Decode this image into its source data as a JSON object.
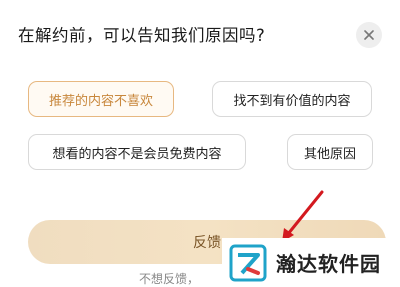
{
  "dialog": {
    "title": "在解约前，可以告知我们原因吗?",
    "close_icon": "close-icon"
  },
  "reasons": [
    {
      "label": "推荐的内容不喜欢",
      "selected": true
    },
    {
      "label": "找不到有价值的内容",
      "selected": false
    },
    {
      "label": "想看的内容不是会员免费内容",
      "selected": false
    },
    {
      "label": "其他原因",
      "selected": false
    }
  ],
  "actions": {
    "feedback_label": "反馈",
    "skip_label": "不想反馈，"
  },
  "colors": {
    "selected_border": "#e7b881",
    "selected_text": "#c8873c",
    "button_gradient_start": "#f0ddc0",
    "arrow": "#d3191f"
  },
  "watermark": {
    "text": "瀚达软件园",
    "logo_icon": "watermark-logo-icon"
  }
}
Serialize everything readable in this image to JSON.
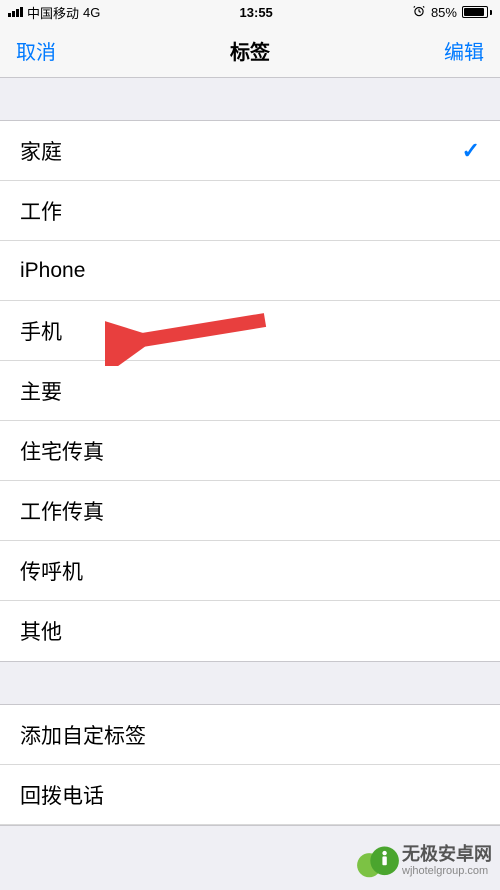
{
  "status": {
    "carrier": "中国移动",
    "network": "4G",
    "time": "13:55",
    "batteryPct": "85%"
  },
  "nav": {
    "left": "取消",
    "title": "标签",
    "right": "编辑"
  },
  "labels": [
    {
      "text": "家庭",
      "selected": true
    },
    {
      "text": "工作",
      "selected": false
    },
    {
      "text": "iPhone",
      "selected": false
    },
    {
      "text": "手机",
      "selected": false
    },
    {
      "text": "主要",
      "selected": false
    },
    {
      "text": "住宅传真",
      "selected": false
    },
    {
      "text": "工作传真",
      "selected": false
    },
    {
      "text": "传呼机",
      "selected": false
    },
    {
      "text": "其他",
      "selected": false
    }
  ],
  "extra": [
    {
      "text": "添加自定标签"
    },
    {
      "text": "回拨电话"
    }
  ],
  "watermark": {
    "cn": "无极安卓网",
    "en": "wjhotelgroup.com"
  },
  "annotation": {
    "arrow_target": "手机"
  }
}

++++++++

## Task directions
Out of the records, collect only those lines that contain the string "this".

## Finished task
Decode this image into its source data as a JSON object.
Serialize everything readable in this image to JSON.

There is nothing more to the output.